The recent judgment of Allanson J in Lange concerned the following facts:

  • On or about 10 May 2011 Ms Bevan died.
  • Ms Bevan did not have a will. By operation of law her daughter, Ms Lange was an automatic beneficiary of her estate.
  • On 13 November 2014, Ms Lange was convicted of cultivating cannabis with intent to sell or supply, contrary to s 7(1)(a) of the Misuse of Drugs Act 1981 (WA).
  • On the same date, pursuant to s 32A(1) of the Misuse of Drugs Act 1981, Ms Lange was declared to be a drug trafficker.
  • In September 2017 the DPP applied for a declaration that Ms Lange’s interests in Ms Bevan’s estate had been confiscated to the State. That 3 year delay between the drug trafficker declaration and this application is not unusual (although in my view it is unfortunate).

Justice Allanson, quite correctly in my view, noted that the specific declaration applied for by the DPP gave insufficient attention to the law of succession (the law by which property passes from a deceased to the beneficiaries). His Honour noted that a beneficiary does not have a property interest in estate assets. However this was of no real benefit to Ms Lange. As a beneficiary she did have a property interest in a ‘share’ in her mother’s estate.2
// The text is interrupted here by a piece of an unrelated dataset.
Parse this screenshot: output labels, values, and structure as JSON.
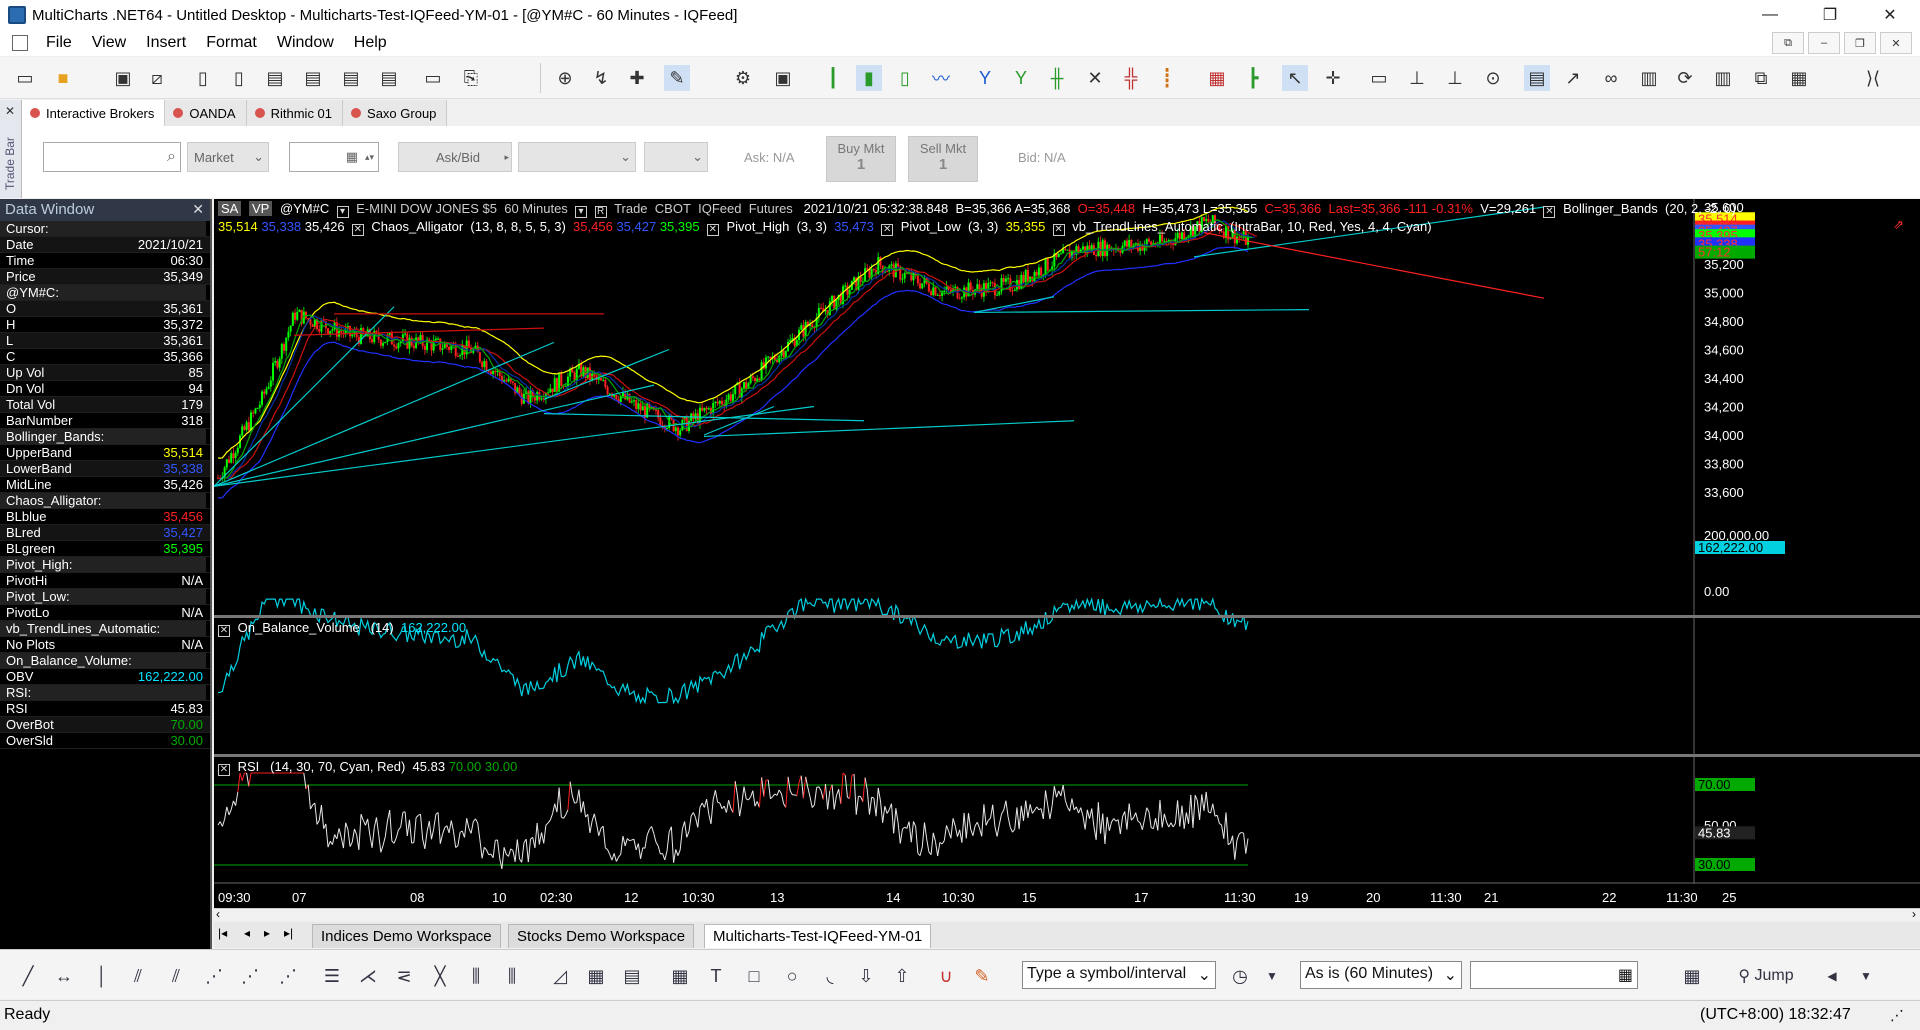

Consequently his Honour declared that that property interest had been confiscated to the State of Western Australia. Ms Lange will receive no inheritance from her mother’s passing.

Suffice it to say there was never any suggestion of wrongdoing by the mother, and no possible suggestion that the mother’s property was tainted. The sole reason that Ms Lange’s share in her mother’s estate now passes to the State of Western Australia is that Ms Lange was convicted of cultivating cannabis.

It is decisions such as Lange (which I stress I consider are correct in law) that give the CPCA its reputation as harsh, oppressive and unjust.

  1. Each of these concepts is defined in a very broad way through various sections of the Act. []
  2. See generally [13] to [16] of his Honour’s reasons. []